TASK GOAL
Count the lines below containing "Python". Number only.

INFORMATION GIVEN START

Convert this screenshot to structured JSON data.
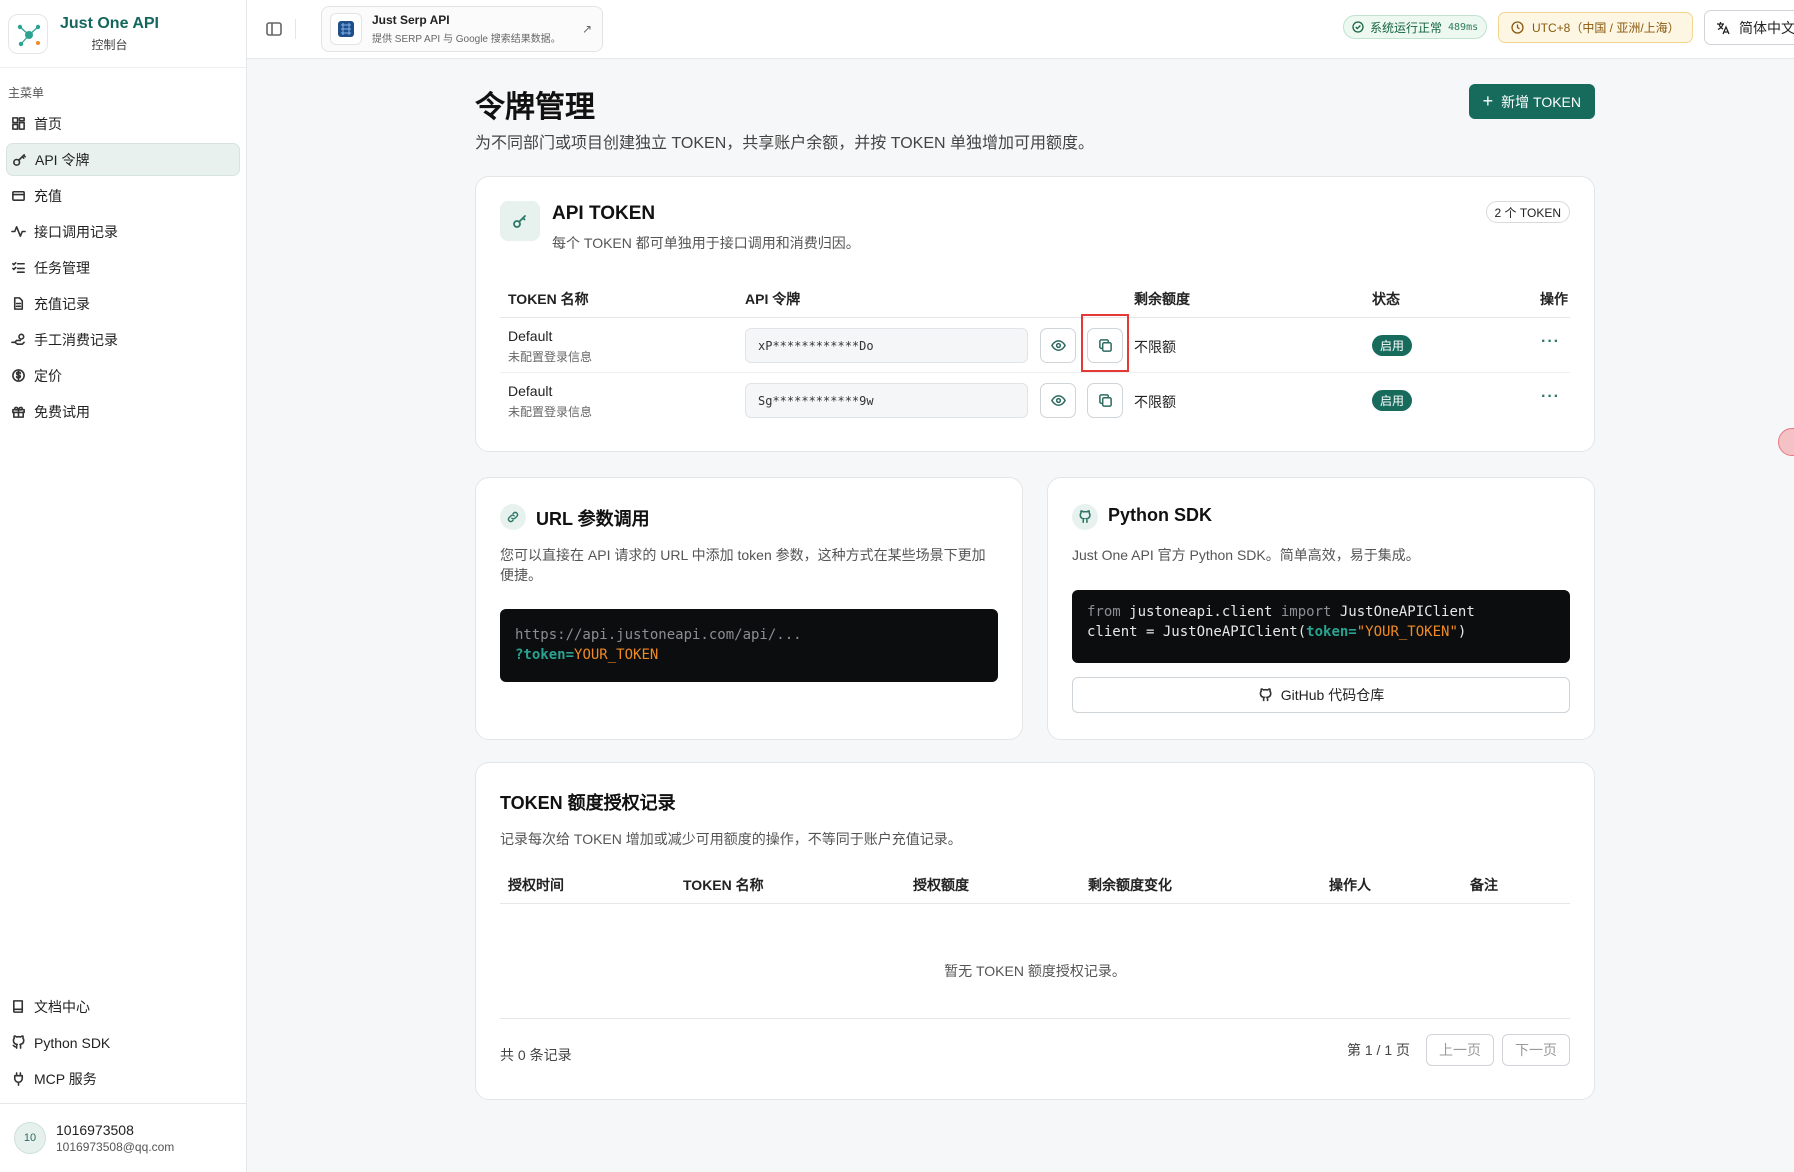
{
  "brand": {
    "title": "Just One API",
    "subtitle": "控制台"
  },
  "sidebar": {
    "section_label": "主菜单",
    "items": [
      {
        "label": "首页",
        "icon": "dashboard-icon"
      },
      {
        "label": "API 令牌",
        "icon": "key-icon",
        "active": true
      },
      {
        "label": "充值",
        "icon": "credit-card-icon"
      },
      {
        "label": "接口调用记录",
        "icon": "activity-icon"
      },
      {
        "label": "任务管理",
        "icon": "task-list-icon"
      },
      {
        "label": "充值记录",
        "icon": "document-icon"
      },
      {
        "label": "手工消费记录",
        "icon": "hand-coins-icon"
      },
      {
        "label": "定价",
        "icon": "dollar-circle-icon"
      },
      {
        "label": "免费试用",
        "icon": "gift-icon"
      }
    ],
    "bottom_items": [
      {
        "label": "文档中心",
        "icon": "book-icon"
      },
      {
        "label": "Python SDK",
        "icon": "github-icon"
      },
      {
        "label": "MCP 服务",
        "icon": "plug-icon"
      }
    ],
    "user": {
      "initials": "10",
      "name": "1016973508",
      "email": "1016973508@qq.com"
    }
  },
  "topbar": {
    "promo": {
      "title": "Just Serp API",
      "desc": "提供 SERP API 与 Google 搜索结果数据。"
    },
    "status": {
      "label": "系统运行正常",
      "latency": "489ms"
    },
    "timezone": "UTC+8（中国 / 亚洲/上海）",
    "language": "简体中文"
  },
  "page": {
    "title": "令牌管理",
    "desc": "为不同部门或项目创建独立 TOKEN，共享账户余额，并按 TOKEN 单独增加可用额度。",
    "new_button": "新增 TOKEN"
  },
  "token_card": {
    "title": "API TOKEN",
    "desc": "每个 TOKEN 都可单独用于接口调用和消费归因。",
    "count_badge": "2 个 TOKEN",
    "columns": [
      "TOKEN 名称",
      "API 令牌",
      "剩余额度",
      "状态",
      "操作"
    ],
    "rows": [
      {
        "name": "Default",
        "sub": "未配置登录信息",
        "token": "xP************Do",
        "quota": "不限额",
        "status": "启用"
      },
      {
        "name": "Default",
        "sub": "未配置登录信息",
        "token": "Sg************9w",
        "quota": "不限额",
        "status": "启用"
      }
    ],
    "more_label": "···"
  },
  "url_card": {
    "title": "URL 参数调用",
    "desc": "您可以直接在 API 请求的 URL 中添加 token 参数，这种方式在某些场景下更加便捷。",
    "code_line1": "https://api.justoneapi.com/api/...",
    "code_param": "?token=",
    "code_value": "YOUR_TOKEN"
  },
  "sdk_card": {
    "title": "Python SDK",
    "desc": "Just One API 官方 Python SDK。简单高效，易于集成。",
    "code_from": "from",
    "code_module": " justoneapi.client ",
    "code_import": "import",
    "code_class": " JustOneAPIClient",
    "code_line2_a": "client = JustOneAPIClient(",
    "code_kw": "token=",
    "code_str": "\"YOUR_TOKEN\"",
    "code_close": ")",
    "github_button": "GitHub 代码仓库"
  },
  "log_card": {
    "title": "TOKEN 额度授权记录",
    "desc": "记录每次给 TOKEN 增加或减少可用额度的操作，不等同于账户充值记录。",
    "columns": [
      "授权时间",
      "TOKEN 名称",
      "授权额度",
      "剩余额度变化",
      "操作人",
      "备注"
    ],
    "empty": "暂无 TOKEN 额度授权记录。",
    "total": "共 0 条记录",
    "page_info": "第 1 / 1 页",
    "prev": "上一页",
    "next": "下一页"
  },
  "colors": {
    "brand": "#176b5d",
    "highlight": "#e53935"
  }
}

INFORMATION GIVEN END

RESULT OF THE TASK
3